-- Input for this task --
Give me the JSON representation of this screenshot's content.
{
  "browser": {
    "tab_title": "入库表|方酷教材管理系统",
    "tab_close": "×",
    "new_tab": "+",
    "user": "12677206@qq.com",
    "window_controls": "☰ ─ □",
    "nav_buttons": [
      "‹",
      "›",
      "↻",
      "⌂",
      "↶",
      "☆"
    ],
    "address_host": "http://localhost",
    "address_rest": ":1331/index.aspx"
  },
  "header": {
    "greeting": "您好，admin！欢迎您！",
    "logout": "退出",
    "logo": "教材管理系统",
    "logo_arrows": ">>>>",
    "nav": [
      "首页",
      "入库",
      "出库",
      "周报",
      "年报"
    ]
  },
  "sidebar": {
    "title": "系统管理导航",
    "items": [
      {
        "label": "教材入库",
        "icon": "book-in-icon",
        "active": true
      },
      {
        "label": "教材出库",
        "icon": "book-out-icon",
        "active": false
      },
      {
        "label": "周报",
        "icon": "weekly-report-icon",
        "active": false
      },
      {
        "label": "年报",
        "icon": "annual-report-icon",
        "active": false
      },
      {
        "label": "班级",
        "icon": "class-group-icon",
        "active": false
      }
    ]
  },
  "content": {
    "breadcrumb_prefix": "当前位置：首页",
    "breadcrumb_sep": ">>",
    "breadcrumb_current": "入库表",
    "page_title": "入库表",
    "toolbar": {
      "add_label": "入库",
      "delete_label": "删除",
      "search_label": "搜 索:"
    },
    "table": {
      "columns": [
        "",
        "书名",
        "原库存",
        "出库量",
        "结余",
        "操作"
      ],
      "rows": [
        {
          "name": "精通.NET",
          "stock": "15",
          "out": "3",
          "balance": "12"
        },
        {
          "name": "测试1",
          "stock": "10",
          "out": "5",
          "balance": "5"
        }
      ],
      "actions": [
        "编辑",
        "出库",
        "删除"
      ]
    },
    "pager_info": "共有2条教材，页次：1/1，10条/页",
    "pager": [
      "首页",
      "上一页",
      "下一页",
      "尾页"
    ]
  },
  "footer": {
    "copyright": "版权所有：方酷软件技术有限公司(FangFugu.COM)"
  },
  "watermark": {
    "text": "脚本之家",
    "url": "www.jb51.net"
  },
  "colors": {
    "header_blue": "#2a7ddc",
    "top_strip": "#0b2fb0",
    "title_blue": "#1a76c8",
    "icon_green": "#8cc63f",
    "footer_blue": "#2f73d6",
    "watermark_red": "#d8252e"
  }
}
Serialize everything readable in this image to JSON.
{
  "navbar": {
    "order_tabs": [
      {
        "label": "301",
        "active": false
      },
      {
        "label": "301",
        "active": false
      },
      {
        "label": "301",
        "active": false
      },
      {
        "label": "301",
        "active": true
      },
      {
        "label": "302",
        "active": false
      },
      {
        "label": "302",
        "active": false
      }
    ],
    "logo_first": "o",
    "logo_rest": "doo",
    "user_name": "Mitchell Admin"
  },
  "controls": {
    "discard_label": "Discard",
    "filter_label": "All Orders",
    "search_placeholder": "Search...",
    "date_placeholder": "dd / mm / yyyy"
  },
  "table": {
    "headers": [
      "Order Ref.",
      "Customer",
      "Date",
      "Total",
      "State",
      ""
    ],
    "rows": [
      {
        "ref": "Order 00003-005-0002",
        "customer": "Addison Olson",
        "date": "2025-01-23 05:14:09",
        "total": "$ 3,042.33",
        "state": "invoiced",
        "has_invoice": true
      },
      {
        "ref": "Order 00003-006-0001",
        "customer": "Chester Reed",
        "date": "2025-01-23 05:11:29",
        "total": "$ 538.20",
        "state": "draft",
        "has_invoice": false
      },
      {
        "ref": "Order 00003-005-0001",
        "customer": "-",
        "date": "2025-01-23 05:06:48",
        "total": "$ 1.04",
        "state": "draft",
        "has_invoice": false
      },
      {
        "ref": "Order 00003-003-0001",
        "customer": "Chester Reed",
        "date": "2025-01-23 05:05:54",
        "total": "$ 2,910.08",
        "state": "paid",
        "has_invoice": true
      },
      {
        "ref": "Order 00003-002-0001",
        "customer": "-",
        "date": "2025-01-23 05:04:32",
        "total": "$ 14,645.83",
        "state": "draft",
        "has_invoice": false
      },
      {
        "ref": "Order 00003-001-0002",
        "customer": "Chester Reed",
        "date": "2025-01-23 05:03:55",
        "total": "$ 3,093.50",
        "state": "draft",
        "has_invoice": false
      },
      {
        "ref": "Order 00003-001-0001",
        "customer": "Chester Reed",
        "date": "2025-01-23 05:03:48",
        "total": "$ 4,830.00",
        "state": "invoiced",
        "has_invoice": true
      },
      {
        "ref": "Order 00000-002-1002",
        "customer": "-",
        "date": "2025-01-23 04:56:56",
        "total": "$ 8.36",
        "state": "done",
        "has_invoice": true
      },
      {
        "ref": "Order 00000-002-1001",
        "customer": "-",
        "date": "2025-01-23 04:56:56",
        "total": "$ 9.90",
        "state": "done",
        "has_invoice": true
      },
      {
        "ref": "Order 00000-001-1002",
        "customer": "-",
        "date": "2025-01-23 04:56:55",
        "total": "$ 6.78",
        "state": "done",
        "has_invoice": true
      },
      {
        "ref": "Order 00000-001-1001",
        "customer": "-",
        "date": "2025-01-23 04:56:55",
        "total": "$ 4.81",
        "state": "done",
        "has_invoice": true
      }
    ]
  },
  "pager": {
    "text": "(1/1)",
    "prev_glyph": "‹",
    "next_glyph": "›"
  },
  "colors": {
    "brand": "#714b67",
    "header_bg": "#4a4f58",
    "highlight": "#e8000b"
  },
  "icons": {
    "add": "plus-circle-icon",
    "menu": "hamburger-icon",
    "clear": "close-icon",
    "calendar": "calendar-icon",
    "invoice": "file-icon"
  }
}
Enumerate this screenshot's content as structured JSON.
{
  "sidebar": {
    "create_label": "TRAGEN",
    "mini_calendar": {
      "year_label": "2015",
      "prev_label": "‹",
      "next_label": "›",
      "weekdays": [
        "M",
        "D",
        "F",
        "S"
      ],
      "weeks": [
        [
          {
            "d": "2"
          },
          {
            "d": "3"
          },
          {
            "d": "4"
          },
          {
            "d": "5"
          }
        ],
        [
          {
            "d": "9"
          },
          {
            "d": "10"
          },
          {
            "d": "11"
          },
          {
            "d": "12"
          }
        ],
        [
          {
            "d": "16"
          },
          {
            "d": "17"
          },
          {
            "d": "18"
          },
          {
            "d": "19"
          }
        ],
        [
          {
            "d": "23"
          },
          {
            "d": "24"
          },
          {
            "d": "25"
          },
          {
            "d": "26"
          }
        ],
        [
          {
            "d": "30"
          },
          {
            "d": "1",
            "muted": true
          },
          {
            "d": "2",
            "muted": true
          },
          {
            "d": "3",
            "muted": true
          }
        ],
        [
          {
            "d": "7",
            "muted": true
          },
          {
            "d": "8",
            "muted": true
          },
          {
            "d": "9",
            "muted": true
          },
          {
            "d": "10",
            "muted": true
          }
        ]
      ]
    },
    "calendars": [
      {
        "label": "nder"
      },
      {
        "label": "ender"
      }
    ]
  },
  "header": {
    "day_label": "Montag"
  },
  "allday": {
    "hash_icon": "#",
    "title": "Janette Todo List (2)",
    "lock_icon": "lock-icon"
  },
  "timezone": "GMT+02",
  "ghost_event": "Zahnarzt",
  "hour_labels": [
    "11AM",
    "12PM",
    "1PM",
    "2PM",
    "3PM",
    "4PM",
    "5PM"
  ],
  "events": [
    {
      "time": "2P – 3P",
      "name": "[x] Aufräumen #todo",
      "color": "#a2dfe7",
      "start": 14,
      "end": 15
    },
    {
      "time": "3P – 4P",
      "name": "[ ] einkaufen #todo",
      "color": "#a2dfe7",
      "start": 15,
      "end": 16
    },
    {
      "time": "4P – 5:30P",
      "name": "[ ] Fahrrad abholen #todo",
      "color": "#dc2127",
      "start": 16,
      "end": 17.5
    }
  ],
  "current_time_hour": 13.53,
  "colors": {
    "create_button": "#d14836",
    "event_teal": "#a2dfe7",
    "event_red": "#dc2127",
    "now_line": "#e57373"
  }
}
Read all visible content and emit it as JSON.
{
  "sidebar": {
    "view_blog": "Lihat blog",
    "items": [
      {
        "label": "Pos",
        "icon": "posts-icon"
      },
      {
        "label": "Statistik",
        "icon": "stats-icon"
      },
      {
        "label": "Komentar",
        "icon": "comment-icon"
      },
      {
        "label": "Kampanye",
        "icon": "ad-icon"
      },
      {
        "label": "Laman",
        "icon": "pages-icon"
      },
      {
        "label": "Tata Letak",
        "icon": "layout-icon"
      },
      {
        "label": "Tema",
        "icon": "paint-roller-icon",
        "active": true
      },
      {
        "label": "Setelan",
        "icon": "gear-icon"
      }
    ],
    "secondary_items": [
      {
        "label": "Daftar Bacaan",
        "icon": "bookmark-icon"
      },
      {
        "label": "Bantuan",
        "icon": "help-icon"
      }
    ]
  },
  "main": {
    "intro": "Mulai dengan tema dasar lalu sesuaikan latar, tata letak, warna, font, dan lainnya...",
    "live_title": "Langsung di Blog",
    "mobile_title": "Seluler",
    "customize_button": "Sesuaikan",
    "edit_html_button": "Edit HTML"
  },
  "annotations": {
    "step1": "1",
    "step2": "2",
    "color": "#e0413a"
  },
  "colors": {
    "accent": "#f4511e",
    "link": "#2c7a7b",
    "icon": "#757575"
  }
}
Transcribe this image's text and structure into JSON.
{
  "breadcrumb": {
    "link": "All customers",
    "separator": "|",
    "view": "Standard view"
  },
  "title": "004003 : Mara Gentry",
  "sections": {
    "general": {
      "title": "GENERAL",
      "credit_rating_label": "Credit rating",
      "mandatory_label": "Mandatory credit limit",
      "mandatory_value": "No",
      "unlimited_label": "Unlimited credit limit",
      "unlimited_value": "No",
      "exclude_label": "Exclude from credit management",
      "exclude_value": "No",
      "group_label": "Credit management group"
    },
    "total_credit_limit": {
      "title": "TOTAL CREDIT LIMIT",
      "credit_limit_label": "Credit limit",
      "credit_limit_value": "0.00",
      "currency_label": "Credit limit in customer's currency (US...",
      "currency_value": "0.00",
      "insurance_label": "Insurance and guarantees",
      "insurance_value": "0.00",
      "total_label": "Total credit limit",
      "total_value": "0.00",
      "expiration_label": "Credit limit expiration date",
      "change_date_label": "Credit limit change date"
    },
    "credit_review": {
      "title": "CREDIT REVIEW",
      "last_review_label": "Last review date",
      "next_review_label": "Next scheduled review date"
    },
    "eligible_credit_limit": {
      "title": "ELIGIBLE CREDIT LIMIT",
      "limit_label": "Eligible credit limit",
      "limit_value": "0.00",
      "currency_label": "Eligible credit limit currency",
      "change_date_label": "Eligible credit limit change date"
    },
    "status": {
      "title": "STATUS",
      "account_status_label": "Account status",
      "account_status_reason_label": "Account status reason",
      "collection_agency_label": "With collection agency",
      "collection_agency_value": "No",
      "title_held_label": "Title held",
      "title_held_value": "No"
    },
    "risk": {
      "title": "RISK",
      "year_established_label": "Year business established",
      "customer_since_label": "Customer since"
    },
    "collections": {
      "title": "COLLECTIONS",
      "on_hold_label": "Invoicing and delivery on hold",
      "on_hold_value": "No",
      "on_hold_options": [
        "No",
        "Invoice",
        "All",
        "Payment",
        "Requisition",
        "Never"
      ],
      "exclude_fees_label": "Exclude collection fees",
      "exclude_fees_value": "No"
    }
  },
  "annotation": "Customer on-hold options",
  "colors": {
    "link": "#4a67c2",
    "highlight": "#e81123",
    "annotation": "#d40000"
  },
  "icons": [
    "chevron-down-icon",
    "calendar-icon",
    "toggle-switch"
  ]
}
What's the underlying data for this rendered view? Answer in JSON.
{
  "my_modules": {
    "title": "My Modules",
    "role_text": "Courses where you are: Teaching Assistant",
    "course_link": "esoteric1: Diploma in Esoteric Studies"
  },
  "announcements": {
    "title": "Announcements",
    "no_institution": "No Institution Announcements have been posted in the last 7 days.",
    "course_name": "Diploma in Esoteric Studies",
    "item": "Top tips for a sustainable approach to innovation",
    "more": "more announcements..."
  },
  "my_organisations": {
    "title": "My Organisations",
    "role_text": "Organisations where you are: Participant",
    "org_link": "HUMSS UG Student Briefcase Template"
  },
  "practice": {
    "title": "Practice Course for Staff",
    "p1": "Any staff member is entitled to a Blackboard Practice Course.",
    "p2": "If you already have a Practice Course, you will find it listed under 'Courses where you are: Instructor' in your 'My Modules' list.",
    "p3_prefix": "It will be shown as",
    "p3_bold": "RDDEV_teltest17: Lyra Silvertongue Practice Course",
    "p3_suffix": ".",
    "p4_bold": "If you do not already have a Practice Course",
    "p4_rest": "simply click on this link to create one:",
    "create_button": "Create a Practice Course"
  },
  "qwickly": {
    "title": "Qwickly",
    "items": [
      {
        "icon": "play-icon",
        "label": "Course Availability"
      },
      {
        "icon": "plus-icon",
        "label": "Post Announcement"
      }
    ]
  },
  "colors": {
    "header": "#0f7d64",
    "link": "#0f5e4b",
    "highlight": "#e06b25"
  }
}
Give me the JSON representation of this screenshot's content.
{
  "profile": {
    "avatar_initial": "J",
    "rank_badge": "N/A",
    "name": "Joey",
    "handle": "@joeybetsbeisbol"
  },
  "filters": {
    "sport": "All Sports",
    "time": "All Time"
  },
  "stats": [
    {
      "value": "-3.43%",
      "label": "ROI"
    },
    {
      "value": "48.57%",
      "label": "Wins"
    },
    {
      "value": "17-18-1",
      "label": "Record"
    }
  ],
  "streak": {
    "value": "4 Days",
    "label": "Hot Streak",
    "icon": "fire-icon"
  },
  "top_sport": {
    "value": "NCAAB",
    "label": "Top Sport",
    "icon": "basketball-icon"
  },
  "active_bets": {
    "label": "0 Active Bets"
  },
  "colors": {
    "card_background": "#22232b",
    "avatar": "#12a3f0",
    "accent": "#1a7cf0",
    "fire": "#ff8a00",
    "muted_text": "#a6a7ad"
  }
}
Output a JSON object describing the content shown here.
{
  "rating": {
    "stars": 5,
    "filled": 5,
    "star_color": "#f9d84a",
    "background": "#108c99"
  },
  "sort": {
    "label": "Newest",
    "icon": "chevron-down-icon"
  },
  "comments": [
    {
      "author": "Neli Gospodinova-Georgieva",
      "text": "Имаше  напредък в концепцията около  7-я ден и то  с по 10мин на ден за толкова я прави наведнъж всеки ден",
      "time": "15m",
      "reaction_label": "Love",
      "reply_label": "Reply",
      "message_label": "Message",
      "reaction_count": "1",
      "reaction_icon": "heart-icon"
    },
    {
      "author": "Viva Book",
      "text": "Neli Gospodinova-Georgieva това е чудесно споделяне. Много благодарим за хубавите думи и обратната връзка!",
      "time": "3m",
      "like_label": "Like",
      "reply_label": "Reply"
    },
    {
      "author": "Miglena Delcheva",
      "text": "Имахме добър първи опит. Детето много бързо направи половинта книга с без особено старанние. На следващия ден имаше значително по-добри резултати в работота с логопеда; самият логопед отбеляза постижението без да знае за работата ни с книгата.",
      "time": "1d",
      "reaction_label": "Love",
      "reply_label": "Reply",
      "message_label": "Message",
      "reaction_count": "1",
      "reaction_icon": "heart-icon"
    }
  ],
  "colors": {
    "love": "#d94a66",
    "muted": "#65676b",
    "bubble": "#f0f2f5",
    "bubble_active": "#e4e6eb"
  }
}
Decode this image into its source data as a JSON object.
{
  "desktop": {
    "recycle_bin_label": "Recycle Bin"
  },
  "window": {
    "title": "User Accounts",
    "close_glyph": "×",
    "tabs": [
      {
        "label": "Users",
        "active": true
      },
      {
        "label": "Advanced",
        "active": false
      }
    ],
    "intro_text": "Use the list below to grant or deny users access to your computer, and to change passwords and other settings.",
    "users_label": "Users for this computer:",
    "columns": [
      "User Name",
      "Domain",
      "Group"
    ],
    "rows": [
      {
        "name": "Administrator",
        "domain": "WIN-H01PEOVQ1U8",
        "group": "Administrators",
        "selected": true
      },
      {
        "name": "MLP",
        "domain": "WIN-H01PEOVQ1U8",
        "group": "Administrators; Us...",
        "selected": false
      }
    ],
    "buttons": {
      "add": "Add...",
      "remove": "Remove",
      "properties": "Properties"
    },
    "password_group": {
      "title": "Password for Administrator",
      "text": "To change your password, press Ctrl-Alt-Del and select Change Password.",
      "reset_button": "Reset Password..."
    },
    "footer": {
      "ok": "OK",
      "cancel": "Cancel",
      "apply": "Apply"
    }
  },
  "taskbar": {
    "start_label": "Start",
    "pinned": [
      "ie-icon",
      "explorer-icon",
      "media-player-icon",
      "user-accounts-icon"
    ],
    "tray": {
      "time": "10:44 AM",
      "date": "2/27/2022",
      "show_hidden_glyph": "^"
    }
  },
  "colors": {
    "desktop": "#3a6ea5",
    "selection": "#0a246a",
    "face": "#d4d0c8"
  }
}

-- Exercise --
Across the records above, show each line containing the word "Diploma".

-- Solved problem --
    "course_link": "esoteric1: Diploma in Esoteric Studies"
    "course_name": "Diploma in Esoteric Studies",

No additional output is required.